Kitely, finally

After two days of trying, I managed to login to Kitely.  It turned out that there was a bug in their software preventing me from getting in.  I was impressed with their quickness in finding a workaround. Here’s my new world:

My new Kitely.com virtual world
My new Kitely.com virtual world

In case you haven’t heard, Kitely is way to host an OpenSim world in the cloud, at minimal cost.  You can create your own world – the size of a sim in Second Life – or you can download free download free OpenSim Archive files that Kitely will use to automatically generate your new world.  This picture is of the Faerie Castle world. You can download this and other files at opensimworlds.com/index.php?part=worlds.

I’ll write more about Kitely after I’ve had some time to play with it.  In the meantime, if you want to try it for yourself, Kitely is offering an allowance of Kitely Credits to get you started. You’ll need a Facebook account to use it.  Eventually they’ll probably offer logins from other sites, but during Kitely’s beta, it’s restricted to Facebook.  You can learn more at their website, www.kitely.com.

Other virtual worlds to visit besides Second Life

Second Life may be the 8000 pound gorilla in the virtual worlds universe, but it’s not the only one. There are several dozen worlds for you to choose from, though most are still small and even the largest doesn’t yet come close to matching Second Life’s massive user base.

Comparing worlds by population size is not easy, because of the difficulty in determining how many are actually active users, of determining how many are multiple avatars of a single person, and because not all worlds report population in the same way.

An alternate way of measuring world size is by the number of regions in that world.  HypergridBusiness.com reports that the dozen largest virtual worlds (Open Sim worlds and Second Life) by region are:

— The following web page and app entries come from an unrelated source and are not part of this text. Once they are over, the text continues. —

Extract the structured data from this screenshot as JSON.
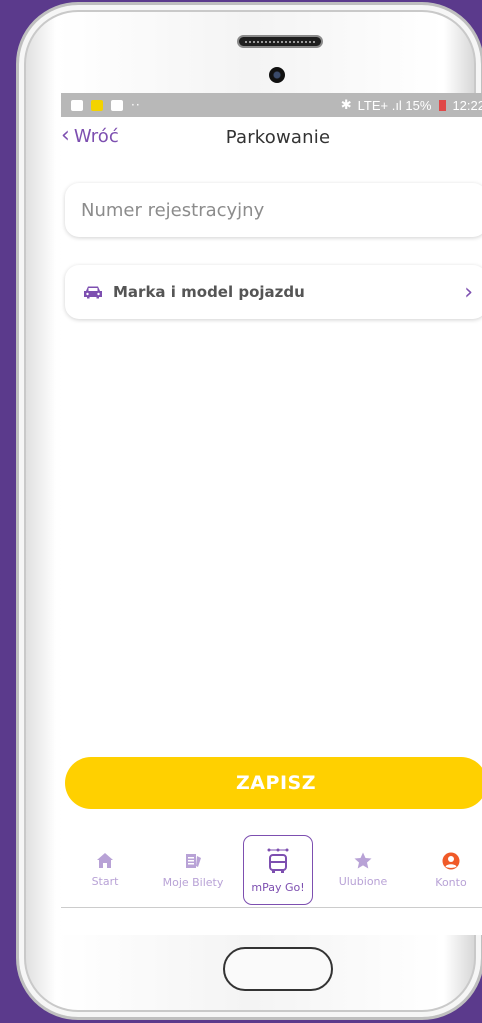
{
  "status_bar": {
    "right_text": "LTE+ .ıl 15%",
    "time": "12:22"
  },
  "header": {
    "back_label": "Wróć",
    "title": "Parkowanie"
  },
  "form": {
    "plate_placeholder": "Numer rejestracyjny",
    "plate_value": "",
    "vehicle_label": "Marka i model pojazdu"
  },
  "save_label": "ZAPISZ",
  "nav": {
    "items": [
      {
        "label": "Start",
        "icon": "home-icon"
      },
      {
        "label": "Moje Bilety",
        "icon": "tickets-icon"
      },
      {
        "label": "mPay Go!",
        "icon": "bus-icon"
      },
      {
        "label": "Ulubione",
        "icon": "star-icon"
      },
      {
        "label": "Konto",
        "icon": "user-icon"
      }
    ]
  },
  "colors": {
    "accent": "#7d4fb0",
    "save_button": "#ffd000",
    "nav_inactive": "#b8a2d6",
    "konto_icon": "#f05a28",
    "background": "#5b3a8c"
  }
}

  1. Second Life: 31,552 regions
  2. OSGrid: 5,758 regions
  3. Avination: 925 regions
  4. Virtual Worlds Grid: 819 regions
  5. InWorldz: 816 regions
  6. New World Grid: 612 regions
  7. ScienceSim: 338 regions  (for science researchers and projects)
  8. AlphaTowne: 316 regions
  9. Meta7: 292 regions
  10. NexXtLife: 288 regions
  11. FrancoGrid: 262 regions  (French speaking)
  12. MyOpenGrid: 245 regions

OSGrid is run by the same group that has established the Open Sim platform for hosting virtual worlds.  All the virtual worlds on this list except Second Life are based on it.  It has a feature that will appeal to people like me: the ability to host a region in the world on your own computer, at no cost other than the cost of operating your computer.

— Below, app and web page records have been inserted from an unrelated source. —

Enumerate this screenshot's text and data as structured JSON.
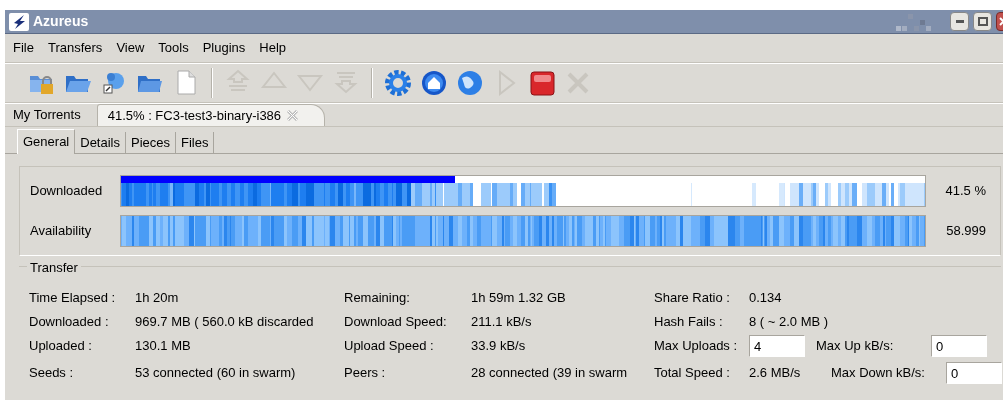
{
  "window": {
    "title": "Azureus"
  },
  "menu": [
    "File",
    "Transfers",
    "View",
    "Tools",
    "Plugins",
    "Help"
  ],
  "toolbar": [
    {
      "kind": "lock-folder"
    },
    {
      "kind": "folder-open"
    },
    {
      "kind": "globe-link"
    },
    {
      "kind": "folder"
    },
    {
      "kind": "document"
    },
    {
      "kind": "separator"
    },
    {
      "kind": "top"
    },
    {
      "kind": "up"
    },
    {
      "kind": "down"
    },
    {
      "kind": "bottom"
    },
    {
      "kind": "separator"
    },
    {
      "kind": "gear"
    },
    {
      "kind": "home"
    },
    {
      "kind": "globe"
    },
    {
      "kind": "play"
    },
    {
      "kind": "stop"
    },
    {
      "kind": "remove"
    }
  ],
  "tabs": [
    {
      "label": "My Torrents",
      "selected": false,
      "closable": false
    },
    {
      "label": "41.5% : FC3-test3-binary-i386",
      "selected": true,
      "closable": true
    }
  ],
  "subtabs": [
    {
      "label": "General",
      "selected": true
    },
    {
      "label": "Details",
      "selected": false
    },
    {
      "label": "Pieces",
      "selected": false
    },
    {
      "label": "Files",
      "selected": false
    }
  ],
  "bars": [
    {
      "label": "Downloaded",
      "kind": "progress",
      "level": 0.415,
      "value": "41.5 %"
    },
    {
      "label": "Availability",
      "kind": "availability",
      "value": "58.999"
    }
  ],
  "transfer": {
    "title": "Transfer",
    "rows": [
      {
        "cells": [
          {
            "label": "Time Elapsed :",
            "value": "1h 20m"
          },
          {
            "label": "Remaining:",
            "value": "1h 59m 1.32 GB"
          },
          {
            "label": "Share Ratio :",
            "value": "0.134"
          }
        ]
      },
      {
        "cells": [
          {
            "label": "Downloaded :",
            "value": "969.7 MB ( 560.0 kB discarded"
          },
          {
            "label": "Download Speed:",
            "value": "211.1 kB/s"
          },
          {
            "label": "Hash Fails :",
            "value": "8 ( ~ 2.0 MB )"
          }
        ]
      },
      {
        "cells": [
          {
            "label": "Uploaded :",
            "value": "130.1 MB"
          },
          {
            "label": "Upload Speed :",
            "value": "33.9 kB/s"
          },
          {
            "label": "Max Uploads :",
            "field": "4"
          },
          {
            "label": "Max Up kB/s:",
            "field": "0"
          }
        ]
      },
      {
        "cells": [
          {
            "label": "Seeds :",
            "value": "53 connected (60 in swarm)"
          },
          {
            "label": "Peers :",
            "value": "28 connected (39 in swarm"
          },
          {
            "label": "Total Speed :",
            "value": "2.6 MB/s"
          },
          {
            "label": "Max Down kB/s:",
            "field": "0"
          }
        ]
      }
    ]
  }
}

Avination has unique feature that I haven’t encountered in other worlds: although when you’re creating your account, it forces you to choose from a list of avatar last names, you can change it to your Second Life avatar name through a two step process in which you first register your Second Life name with Avination and then visit an Avination ATM in Second Life, where you complete the linkage.  Avination appears to also offer the ability to use the ATM for transferring funds between it and Second Life through these ATMs, though I didn’t try it.

InWorlds is the world that people I know personally in Second Life are beginning to migrate to, and it’s the world that most favorably impressed me when I first logged on.

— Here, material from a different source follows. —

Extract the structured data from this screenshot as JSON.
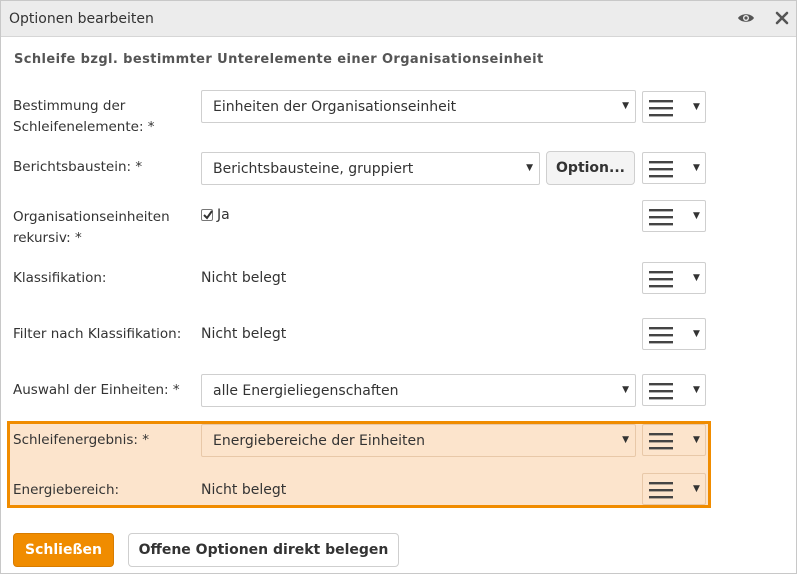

I wasn’t able to open an account in Virtual Worlds Grid.  I tried but wasn’t able to navigate to the account creation page.  Maybe they were having problems today, but it’s the most confusing page I’ve seen in any of the worlds.

The other world where I had a problem was New World Grid.  I got several errors when I tried opening my account, including being told that my password was too short (it was) and that my email address was invalid (it wasn’t).  When I tried reentering the information, it told me that the avatar already existed, so I tried logging and had no problem, despite the too-short password.

However when I tried creating a second avatar, I got the very same errors but this time I wasn’t able to log on with that avatar.  Very confusing!

I use the Imprudence viewer for logging into all these worlds; if a world isn’t listed in the Grids on the Imprudence login page, you can use the Grid Manager to add it.  You can also use other viewers, including Phoenix and Hippo.